You would want a spares process guide that includes item naming conventions, abbreviations, how to deal with manufacturer’s part numbers. The MOC 6-step format can be used to inform people of the changes and training provided to show how to perform the new procedures.


Step 11: Create reporting process

One of the key purposes of a good CMMS is the reporting capabilities. Otherwise, you can be “data rich and information poor.” Most decent CMMS programs come with a set of stock reports. Some should be generated automatically while others are upon request. The important point here is the reports should provide information to monitor progress and identify areas that need attention.

Another feature is the ability to create custom or ad-hoc reports. Quality programs allow custom report generation with little effort. Some of the articles posted on explain common reports, but the following questions should be answered at the start of the template generation process:

• Who will receive regularly scheduled reports? 

• How often will you issue those reports? 

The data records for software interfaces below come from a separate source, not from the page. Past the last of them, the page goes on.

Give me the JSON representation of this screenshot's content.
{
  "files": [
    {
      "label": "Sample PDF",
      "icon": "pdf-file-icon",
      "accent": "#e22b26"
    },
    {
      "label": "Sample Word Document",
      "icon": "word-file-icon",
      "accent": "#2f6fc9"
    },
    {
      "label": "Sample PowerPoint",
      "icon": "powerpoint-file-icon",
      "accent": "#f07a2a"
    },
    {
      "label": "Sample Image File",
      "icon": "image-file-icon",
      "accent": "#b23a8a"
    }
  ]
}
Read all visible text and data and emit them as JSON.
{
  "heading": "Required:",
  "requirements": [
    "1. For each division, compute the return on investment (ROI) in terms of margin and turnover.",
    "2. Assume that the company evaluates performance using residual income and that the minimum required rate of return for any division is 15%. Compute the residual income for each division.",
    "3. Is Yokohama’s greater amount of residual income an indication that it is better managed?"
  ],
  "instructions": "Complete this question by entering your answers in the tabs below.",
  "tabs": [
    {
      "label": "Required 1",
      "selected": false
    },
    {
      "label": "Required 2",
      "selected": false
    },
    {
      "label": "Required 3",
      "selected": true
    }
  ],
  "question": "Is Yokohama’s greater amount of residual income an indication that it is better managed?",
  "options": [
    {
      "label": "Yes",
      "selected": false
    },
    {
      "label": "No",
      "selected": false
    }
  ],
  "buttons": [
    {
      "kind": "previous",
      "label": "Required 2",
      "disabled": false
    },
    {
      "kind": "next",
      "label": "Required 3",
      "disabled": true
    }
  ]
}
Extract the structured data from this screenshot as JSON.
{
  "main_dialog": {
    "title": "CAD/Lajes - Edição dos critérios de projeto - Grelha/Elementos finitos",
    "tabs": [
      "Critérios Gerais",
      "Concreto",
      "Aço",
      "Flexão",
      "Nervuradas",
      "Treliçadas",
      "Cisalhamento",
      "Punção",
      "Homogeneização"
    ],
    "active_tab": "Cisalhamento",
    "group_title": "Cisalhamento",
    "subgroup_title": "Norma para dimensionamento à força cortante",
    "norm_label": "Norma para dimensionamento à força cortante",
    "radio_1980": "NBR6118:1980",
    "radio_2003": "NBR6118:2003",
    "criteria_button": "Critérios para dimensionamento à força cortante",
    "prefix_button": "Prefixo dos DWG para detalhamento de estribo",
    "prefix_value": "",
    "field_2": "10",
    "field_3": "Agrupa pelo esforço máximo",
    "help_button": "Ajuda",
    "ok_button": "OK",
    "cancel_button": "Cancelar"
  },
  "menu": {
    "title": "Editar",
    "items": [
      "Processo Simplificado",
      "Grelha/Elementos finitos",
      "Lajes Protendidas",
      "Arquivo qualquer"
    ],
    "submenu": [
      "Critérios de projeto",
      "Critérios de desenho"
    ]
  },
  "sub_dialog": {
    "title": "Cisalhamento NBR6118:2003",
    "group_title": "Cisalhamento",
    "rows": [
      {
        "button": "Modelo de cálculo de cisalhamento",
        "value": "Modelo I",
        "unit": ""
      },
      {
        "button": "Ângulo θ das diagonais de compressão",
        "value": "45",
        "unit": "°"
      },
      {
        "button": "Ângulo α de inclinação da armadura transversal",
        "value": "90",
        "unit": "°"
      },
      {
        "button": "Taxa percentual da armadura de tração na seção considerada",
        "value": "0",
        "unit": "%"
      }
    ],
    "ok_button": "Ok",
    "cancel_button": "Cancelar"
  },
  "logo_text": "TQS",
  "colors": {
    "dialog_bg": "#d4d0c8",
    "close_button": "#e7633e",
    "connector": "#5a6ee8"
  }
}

• Which reports are the most critical to your organization for decision making? 

Thinking about reports ahead of time will help ensure that the system is configured and used in a way that will get you the information you need. Decisions are made with reliable and prompt information


Step 12: Training

Because of the complexities of the CMMS, training is required. This is one of the largest failure points leading to CMMS implementation disasters – underestimating training needs.

All CMMS vendors provide training in many forms ranging from onsite to online. Vendor training will allow more accuracy via their ability to answer questions and provide examples in real-time.

Training is not an area where you can skimp. Consider how new employees will be trained and use the MOC 6-step format to help with education. Training needs to be hands-on at a computer.


Step 13: Audit. Audit. Audit.

Set-up a PM for monthly and quarterly data integrity reviews. You need to be vigilant in looking for weaknesses in CMMS data integrity. Otherwise the system will appear weak and inefficient. Remember “garbage in-garbage out.” Standard operating procedures lists or process guides need to be developed to ensure data consistency and integrity.

Inspect what you expect. Routinely look for input errors, omissions, poor failure coding, inefficient naming conventions, improper structure and poorly generated PMs to prevent problems.


Step 14: Continuous improvement

Protect and maximize your investment by constantly reviewing what works and what doesn’t. Use debriefing sessions to find out what needs to be improved. Don’t be afraid to visit a company your software vendor told you is optimizing its CMMS program. Use them as a benchmark. To become the best, you study the best.

Periodically conduct surveys to find out what is and isn’t working. Be open to critiques and respond to them. Practice intellectual curiosity by reading some of the resources mentioned here.

Editor’s note: CMMS processes for asphalt and concrete plants often follow a similar path to what’s described above, but with additional provisions and complexity. If you would like to learn more about how to implement CMMS for plants, get in touch with Preston Ingalls. You’ll find his contact information below.

Maintenance0217 Preston Box